Friday, September 29, 2006

Calling a spade a shovel

Johor TodayAs always happens, Singapore is having yet another spat with Malaysia over remarks made by MM Lee Kuan Yew that the Chinese in Malaysia have been systematically marginalised all these years. Not only that, Indonesia got mentioned too in the same breadth and now Singapore has been asked to explain those remarks to both countries.

I don't know what Singapore's diplomats are going to say, but perhaps MM should have been less candid with his remarks in the first place. But what's done is done, and MM managed to offend the people whose country it is sandwiched between. This is certainly not a very comfortable position to be in. Nevertheless, it is interesting to note that nobody in Singapore disagrees openly with MM's opinions and some in Malaysia have written to the local press to support his views.

Of course, Malaysia has reacted in many other threatening ways, one of which is that UMNO grassroots politicians have reportedly called on PM AA Badawi to ensure that Singapore does not benefit from the South Johor Economic Region (SJER) plan - that grand plan to transform Johor into an economic powerhouse that matches that in the Klang Valley in KL. This really shows that these grassroots politicians have no idea what they are talking about and that they don't under the SJER plan at all. Let me quote Malaysia's MIDA on this plan:

Presently most of the services activities are concentrated in the Klang valley. To take advantage of the inherent strength and business activities in the southern region, the South Johor Economic Region will be developed as a REGIONAL HUB for services. The services sector will be supported with specific funding such as the Export Services Fund and the SMEs Export Services Fund.
Source: 9th Malaysia Plan

First, it will be very strange for a hub to be off-centre with Singapore's exclusion, and second, where and who do they think the 'strength and business activities in the southern region' is currently fueled mainly by? Singapore may sometimes appear arrogant, but it cannot be denied that the main engine running in the south of the Peninsula is Singapore. It is a fact that many enterprises in Johor are owned, though not always operated, by Singapore businessman. The Port of Tanjong Pelapas itself will not an economic miracle make, so who are these politicians deceiving anyway?

In today's globalised world, SJER will succeed spectacularly if it collaborates with that little red dot at the tip of the Malay Peninsula. Otherwise, it is not certain that this planned regional hub for services will amount to much more than rhetoric.
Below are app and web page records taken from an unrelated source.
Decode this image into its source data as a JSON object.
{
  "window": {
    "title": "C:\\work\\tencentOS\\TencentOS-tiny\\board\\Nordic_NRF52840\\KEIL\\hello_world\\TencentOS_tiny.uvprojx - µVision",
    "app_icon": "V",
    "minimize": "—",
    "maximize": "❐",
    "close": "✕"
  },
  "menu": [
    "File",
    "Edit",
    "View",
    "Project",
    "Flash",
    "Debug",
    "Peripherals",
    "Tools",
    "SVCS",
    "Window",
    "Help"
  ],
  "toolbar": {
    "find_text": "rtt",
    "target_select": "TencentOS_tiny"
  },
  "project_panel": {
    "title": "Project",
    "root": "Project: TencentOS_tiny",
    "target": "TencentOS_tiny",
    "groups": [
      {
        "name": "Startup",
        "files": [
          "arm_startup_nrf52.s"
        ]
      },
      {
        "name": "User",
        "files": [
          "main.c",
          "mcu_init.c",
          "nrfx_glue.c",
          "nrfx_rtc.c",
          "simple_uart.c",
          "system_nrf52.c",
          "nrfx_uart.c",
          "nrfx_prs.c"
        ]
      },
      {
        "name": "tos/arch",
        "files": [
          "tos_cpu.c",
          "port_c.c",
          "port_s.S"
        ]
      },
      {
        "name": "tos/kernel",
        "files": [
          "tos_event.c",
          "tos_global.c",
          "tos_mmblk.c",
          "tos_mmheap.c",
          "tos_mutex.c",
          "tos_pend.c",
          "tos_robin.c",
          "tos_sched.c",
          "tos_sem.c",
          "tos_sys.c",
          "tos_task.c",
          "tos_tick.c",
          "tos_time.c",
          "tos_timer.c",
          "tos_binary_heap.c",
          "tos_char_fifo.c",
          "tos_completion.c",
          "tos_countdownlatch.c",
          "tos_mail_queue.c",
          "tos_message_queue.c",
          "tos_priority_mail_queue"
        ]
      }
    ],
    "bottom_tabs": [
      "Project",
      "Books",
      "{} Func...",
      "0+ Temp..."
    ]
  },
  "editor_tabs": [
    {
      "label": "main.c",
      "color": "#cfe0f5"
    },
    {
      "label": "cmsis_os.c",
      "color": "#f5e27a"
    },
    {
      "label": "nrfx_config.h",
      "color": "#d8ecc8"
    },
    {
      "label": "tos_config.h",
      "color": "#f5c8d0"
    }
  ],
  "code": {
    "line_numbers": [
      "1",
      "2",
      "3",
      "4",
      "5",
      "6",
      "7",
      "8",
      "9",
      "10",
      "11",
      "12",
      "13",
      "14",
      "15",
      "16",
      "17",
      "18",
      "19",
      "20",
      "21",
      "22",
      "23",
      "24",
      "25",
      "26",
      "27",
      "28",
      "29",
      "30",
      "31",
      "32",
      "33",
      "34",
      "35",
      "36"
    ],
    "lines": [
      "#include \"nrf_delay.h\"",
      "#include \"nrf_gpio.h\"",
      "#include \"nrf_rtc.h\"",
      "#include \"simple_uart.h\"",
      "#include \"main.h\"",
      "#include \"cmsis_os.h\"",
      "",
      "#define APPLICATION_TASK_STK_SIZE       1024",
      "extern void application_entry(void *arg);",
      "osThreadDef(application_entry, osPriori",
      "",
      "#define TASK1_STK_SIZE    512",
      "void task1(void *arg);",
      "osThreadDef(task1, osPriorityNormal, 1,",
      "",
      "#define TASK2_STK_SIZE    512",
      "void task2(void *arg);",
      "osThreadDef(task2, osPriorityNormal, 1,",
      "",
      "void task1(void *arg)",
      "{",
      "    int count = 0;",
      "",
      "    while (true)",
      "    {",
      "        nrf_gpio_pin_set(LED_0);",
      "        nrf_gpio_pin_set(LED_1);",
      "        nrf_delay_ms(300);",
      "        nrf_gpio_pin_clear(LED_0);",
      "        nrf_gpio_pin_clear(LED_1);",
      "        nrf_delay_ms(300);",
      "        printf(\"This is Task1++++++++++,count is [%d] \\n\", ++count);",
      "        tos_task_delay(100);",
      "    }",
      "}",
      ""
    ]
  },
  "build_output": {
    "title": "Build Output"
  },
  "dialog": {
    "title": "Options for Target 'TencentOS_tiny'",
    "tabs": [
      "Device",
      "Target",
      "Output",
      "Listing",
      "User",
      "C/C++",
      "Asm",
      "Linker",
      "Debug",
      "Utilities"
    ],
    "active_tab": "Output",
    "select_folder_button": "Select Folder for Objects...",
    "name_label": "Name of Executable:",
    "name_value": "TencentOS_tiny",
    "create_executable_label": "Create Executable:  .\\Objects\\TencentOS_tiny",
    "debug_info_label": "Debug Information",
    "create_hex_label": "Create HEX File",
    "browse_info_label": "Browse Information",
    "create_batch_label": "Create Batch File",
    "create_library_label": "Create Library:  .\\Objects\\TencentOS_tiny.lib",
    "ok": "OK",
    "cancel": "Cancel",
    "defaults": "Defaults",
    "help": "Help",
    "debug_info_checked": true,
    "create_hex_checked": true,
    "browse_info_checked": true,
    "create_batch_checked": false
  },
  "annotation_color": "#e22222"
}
Our Malaysia grassroots political friends are speaking as if SJER will be a reality next month. All I can say is, don't count your chicks before the eggs hatch.

Image source: The Star